Then there is a strange looking woody woodpecker looking bird - modeled browns and a tuft on the back of its head that about matches the narrow long beak on the front. No obnoxious song coming from that feathered friend. Then there was this yellow and brown bird that came to our little flower pot base bird bath and watering hole. Talk about having a bird-ball! That little guy really played it up royal to the dismay of several others that thought he had taken more than his fair share of time in the bathroom.
We have regular visits from our large blue lizard neighbor. He makes his rounds around the top of the cement wall around the property pretty much each day. That is a very long walk (crawl?) for the critter. Anyway, he let me take his picture for you.
We did have a nice rainstorm last week. It was short but so welcomed. We are all praying for more rain. Only a few plants remain in the little garden I planted. Lack of water and the blistering UV of the sun has taken its toll on our hopes for a few home-grown veggies. I am still hopeful that we will yet get a bit of basil, some green beans and tomatoes from all our efforts and investment. The mangoes continue to grow and I suspect in the next 30 days well be having some mango-de-light. See, there is more light coming our way.
We were deeply saddened by the message that our dear friend and sister Myrna Emmett had passed away this week. We have been her home teachers for ten years. Our family loves her as an adopted grandmother. Though we were sad for her death, we were so filled with joy from the light and knowledge we hold that she is now back with her beloved Jim. You go girl! Congratulations! You endured to the end and your reward and joy is sure.
That is the assurance and joy that comes from the light we are helping to turn on here.
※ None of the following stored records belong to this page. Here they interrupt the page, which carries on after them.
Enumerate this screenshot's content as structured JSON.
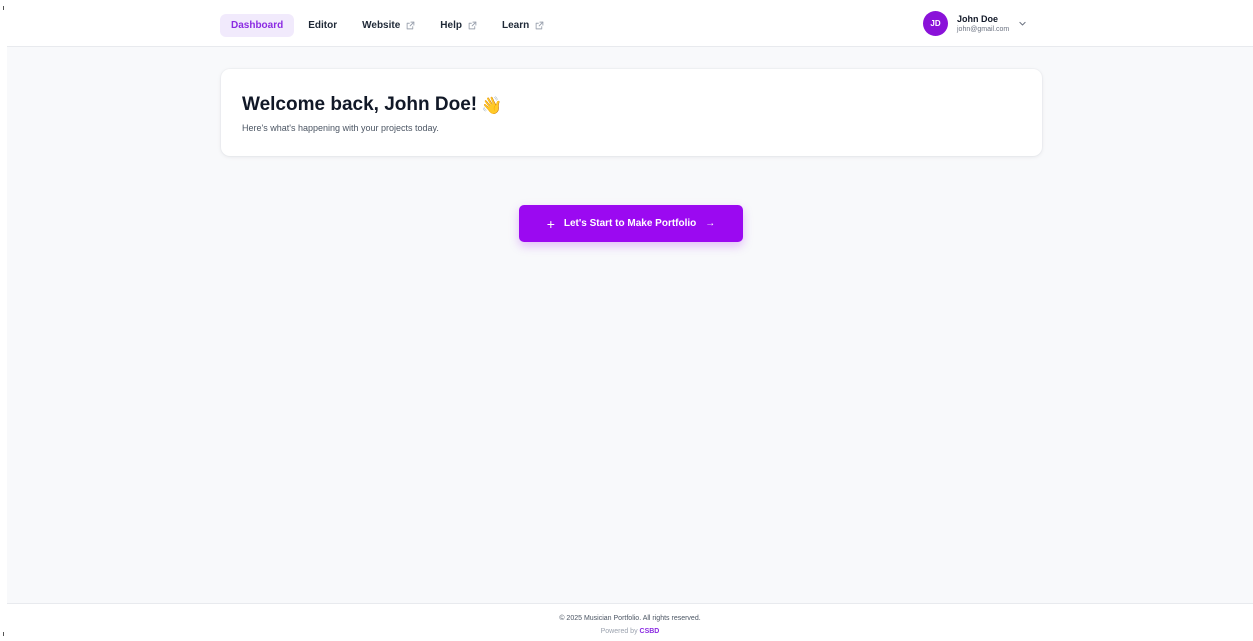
{
  "nav": {
    "tabs": [
      {
        "label": "Dashboard",
        "active": true,
        "external": false
      },
      {
        "label": "Editor",
        "active": false,
        "external": false
      },
      {
        "label": "Website",
        "active": false,
        "external": true
      },
      {
        "label": "Help",
        "active": false,
        "external": true
      },
      {
        "label": "Learn",
        "active": false,
        "external": true
      }
    ]
  },
  "user": {
    "initials": "JD",
    "name": "John Doe",
    "email": "john@gmail.com",
    "menu_icon": "chevron-down-icon"
  },
  "welcome": {
    "title": "Welcome back, John Doe!",
    "emoji": "👋",
    "subtitle": "Here's what's happening with your projects today."
  },
  "cta": {
    "label": "Let's Start to Make Portfolio",
    "leading_icon": "plus-icon",
    "trailing_icon": "arrow-right-icon"
  },
  "footer": {
    "copyright": "© 2025 Musician Portfolio. All rights reserved.",
    "powered_prefix": "Powered by",
    "powered_brand": "CSBD"
  },
  "colors": {
    "accent": "#9b09f1",
    "avatar": "#8a12d9",
    "active_tab_bg": "#f1eafc",
    "page_bg": "#f8f9fb"
  }
}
It is the source of that peace that is shining back from the eyes of the members, children and aged faces of those who know the light and its source.
The Seminary Graduation was Sunday. We had a record breaking 324 in attendance. There were a lot of errors in the certificates, due to the last minute sending in of reports and the difficulty of processing the records. But we got through it, in spite of a major windstorm and power outage - just as the Stake President was starting his remarks. We are looking forward to putting what we learned to work next year and will work towards having over 500 attend and far more certificates and graduations.
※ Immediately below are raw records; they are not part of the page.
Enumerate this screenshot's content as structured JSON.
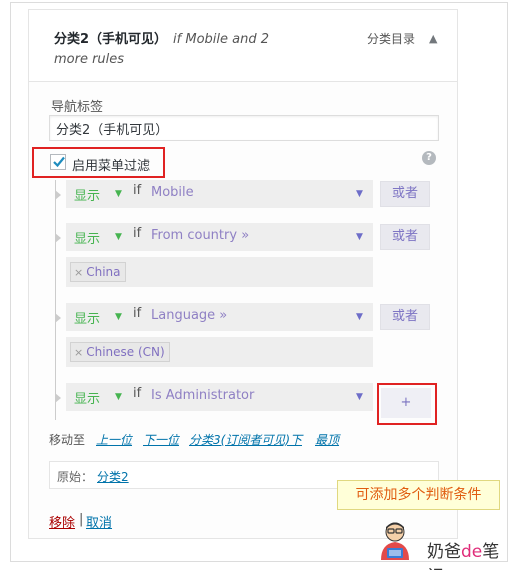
{
  "menu_item": {
    "title": "分类2（手机可见）",
    "rules_summary_line1": "if Mobile and 2",
    "rules_summary_line2": "more rules",
    "type_label": "分类目录",
    "toggle_icon": "triangle-up-icon"
  },
  "nav_label": {
    "label": "导航标签",
    "value": "分类2（手机可见）"
  },
  "filter": {
    "checkbox_label": "启用菜单过滤",
    "checked": true,
    "help_icon": "?"
  },
  "rules": [
    {
      "condition": "显示",
      "if": "if",
      "rule": "Mobile",
      "or_button": "或者",
      "values": []
    },
    {
      "condition": "显示",
      "if": "if",
      "rule": "From country »",
      "or_button": "或者",
      "values": [
        "China"
      ]
    },
    {
      "condition": "显示",
      "if": "if",
      "rule": "Language »",
      "or_button": "或者",
      "values": [
        "Chinese (CN)"
      ]
    },
    {
      "condition": "显示",
      "if": "if",
      "rule": "Is Administrator",
      "add_button": "+",
      "values": []
    }
  ],
  "tag_remove": "×",
  "move": {
    "label": "移动至",
    "up": "上一位",
    "down": "下一位",
    "under": "分类3(订阅者可见)下",
    "top": "最顶"
  },
  "original": {
    "label": "原始：",
    "link": "分类2"
  },
  "actions": {
    "remove": "移除",
    "separator": "|",
    "cancel": "取消"
  },
  "annotation": "可添加多个判断条件",
  "brand": {
    "part1": "奶爸",
    "part2": "de",
    "part3": "笔记"
  },
  "colors": {
    "condition_green": "#46b450",
    "rule_purple": "#8f80c4",
    "highlight_red": "#e02222",
    "link_blue": "#0073aa",
    "remove_red": "#aa0000",
    "note_orange": "#e05c10"
  }
}
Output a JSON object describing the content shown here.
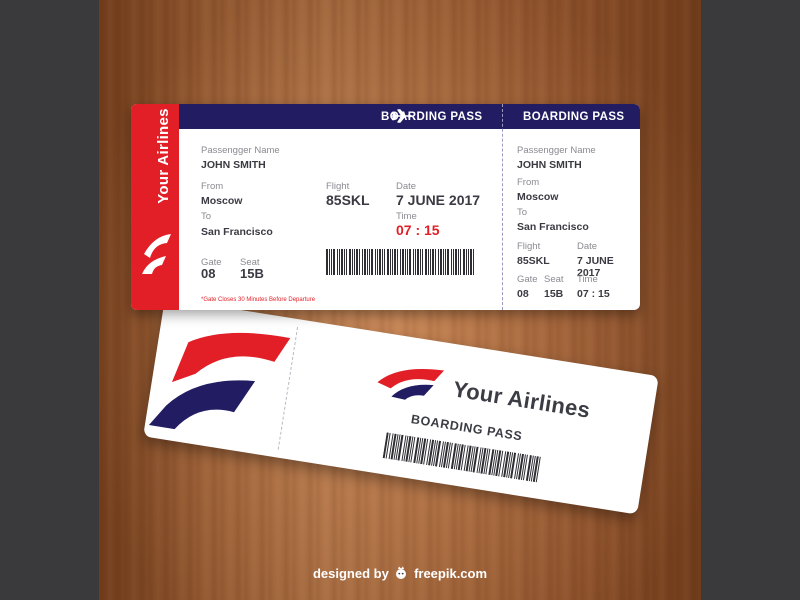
{
  "front_ticket": {
    "brand": "Your Airlines",
    "header_label_main": "BOARDING PASS",
    "header_label_stub": "BOARDING PASS",
    "passenger_label": "Passengger Name",
    "passenger_value": "JOHN SMITH",
    "from_label": "From",
    "from_value": "Moscow",
    "to_label": "To",
    "to_value": "San Francisco",
    "gate_label": "Gate",
    "gate_value": "08",
    "seat_label": "Seat",
    "seat_value": "15B",
    "flight_label": "Flight",
    "flight_value": "85SKL",
    "date_label": "Date",
    "date_value": "7 JUNE 2017",
    "time_label": "Time",
    "time_value": "07 : 15",
    "note": "*Gate Closes 30 Minutes Before Departure"
  },
  "stub": {
    "passenger_label": "Passengger Name",
    "passenger_value": "JOHN SMITH",
    "from_label": "From",
    "from_value": "Moscow",
    "to_label": "To",
    "to_value": "San Francisco",
    "flight_label": "Flight",
    "flight_value": "85SKL",
    "date_label": "Date",
    "date_value": "7 JUNE 2017",
    "gate_label": "Gate",
    "gate_value": "08",
    "seat_label": "Seat",
    "seat_value": "15B",
    "time_label": "Time",
    "time_value": "07 : 15"
  },
  "back_ticket": {
    "brand": "Your Airlines",
    "pass_label": "BOARDING PASS"
  },
  "footer": {
    "prefix": "designed by",
    "site": "freepik.com"
  },
  "colors": {
    "brand_red": "#e21f26",
    "brand_navy": "#221d63",
    "wood": "#b06a3a"
  },
  "icons": [
    "airplane-icon",
    "airline-logo-icon",
    "barcode-icon",
    "freepik-logo-icon"
  ]
}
This is further evidence that the Church of Jesus Christ of Latter-day Saints is becoming “generational” in Botswana. These seminary and institute students will carry their light and love into a future of service throughout the country and will yet prove to be worthy and capable assets to their families, communities and country.
This week we will head up to Francistown to conduct a youth activity for the Seminary and Institute aged members. We will teach them the fine art of “smoring” after they “light” a fire and have a fireside discussion about the light of the gospel and shining it into the lives of their families and friends. More on that adventure next week.
And now it’s late, we are ready for a little shut eye, I think I will turn out the light…
Oh, yes one more thing. I don’t think it was the light (sun) but I was outside the other morning and when I came in I was a deep purple and scarlet red on my chin and up the sides of my mouth and nose. Obviously I was allergic to something (or someone). There is a picture of just how bad it looked (no pain or itch, just looked bad). I hope that I am not becoming allergic to Sister Cloward. That would be bad. Oh well, she wouldn’t be turning the lights on just to see me if I look that bad for long.
[The pictures Elder Cloward took--will have to be posted later.]